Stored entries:
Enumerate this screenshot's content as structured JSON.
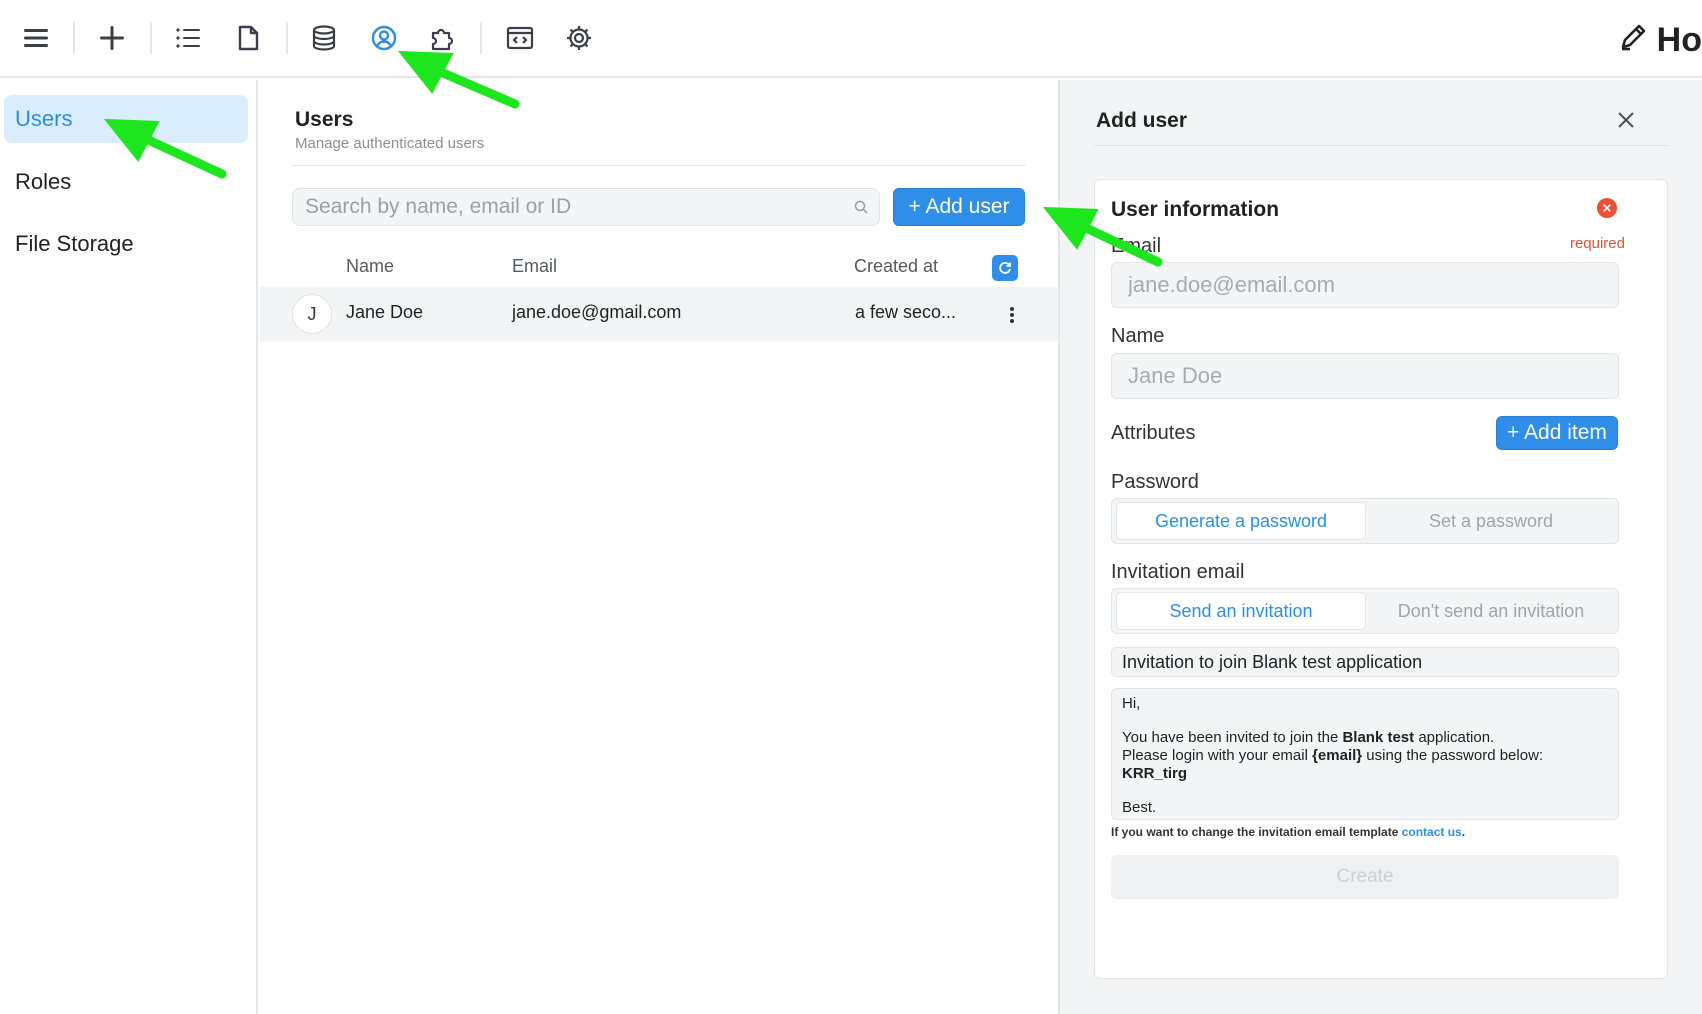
{
  "toolbar": {
    "icons": [
      "menu-icon",
      "plus-icon",
      "list-icon",
      "document-icon",
      "database-icon",
      "user-circle-icon",
      "puzzle-icon",
      "code-window-icon",
      "gear-icon"
    ],
    "active_icon": "user-circle-icon",
    "right_label": "Ho"
  },
  "sidebar": {
    "items": [
      {
        "label": "Users",
        "active": true
      },
      {
        "label": "Roles",
        "active": false
      },
      {
        "label": "File Storage",
        "active": false
      }
    ]
  },
  "main": {
    "title": "Users",
    "subtitle": "Manage authenticated users",
    "search_placeholder": "Search by name, email or ID",
    "add_user_label": "+ Add user",
    "columns": [
      "Name",
      "Email",
      "Created at"
    ],
    "rows": [
      {
        "avatar": "J",
        "name": "Jane Doe",
        "email": "jane.doe@gmail.com",
        "created": "a few seco..."
      }
    ]
  },
  "panel": {
    "title": "Add user",
    "section_title": "User information",
    "email_label": "Email",
    "required_text": "required",
    "email_placeholder": "jane.doe@email.com",
    "name_label": "Name",
    "name_placeholder": "Jane Doe",
    "attributes_label": "Attributes",
    "add_item_label": "+ Add item",
    "password_label": "Password",
    "password_options": [
      "Generate a password",
      "Set a password"
    ],
    "invitation_label": "Invitation email",
    "invitation_options": [
      "Send an invitation",
      "Don't send an invitation"
    ],
    "invitation_subject": "Invitation to join Blank test application",
    "email_body": {
      "greeting": "Hi,",
      "line1_pre": "You have been invited to join the ",
      "line1_bold": "Blank test",
      "line1_post": " application.",
      "line2_pre": "Please login with your email ",
      "line2_bold": "{email}",
      "line2_post": " using the password below:",
      "password": "KRR_tirg",
      "signoff": "Best."
    },
    "note_pre": "If you want to change the invitation email template ",
    "note_link": "contact us",
    "note_post": ".",
    "create_label": "Create"
  },
  "colors": {
    "accent": "#2f8fe8",
    "active_bg": "#d9edfc",
    "error": "#ea4f38",
    "annotation_arrow": "#1ee61e"
  }
}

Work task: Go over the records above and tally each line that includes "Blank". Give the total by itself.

Solution to this problem: 2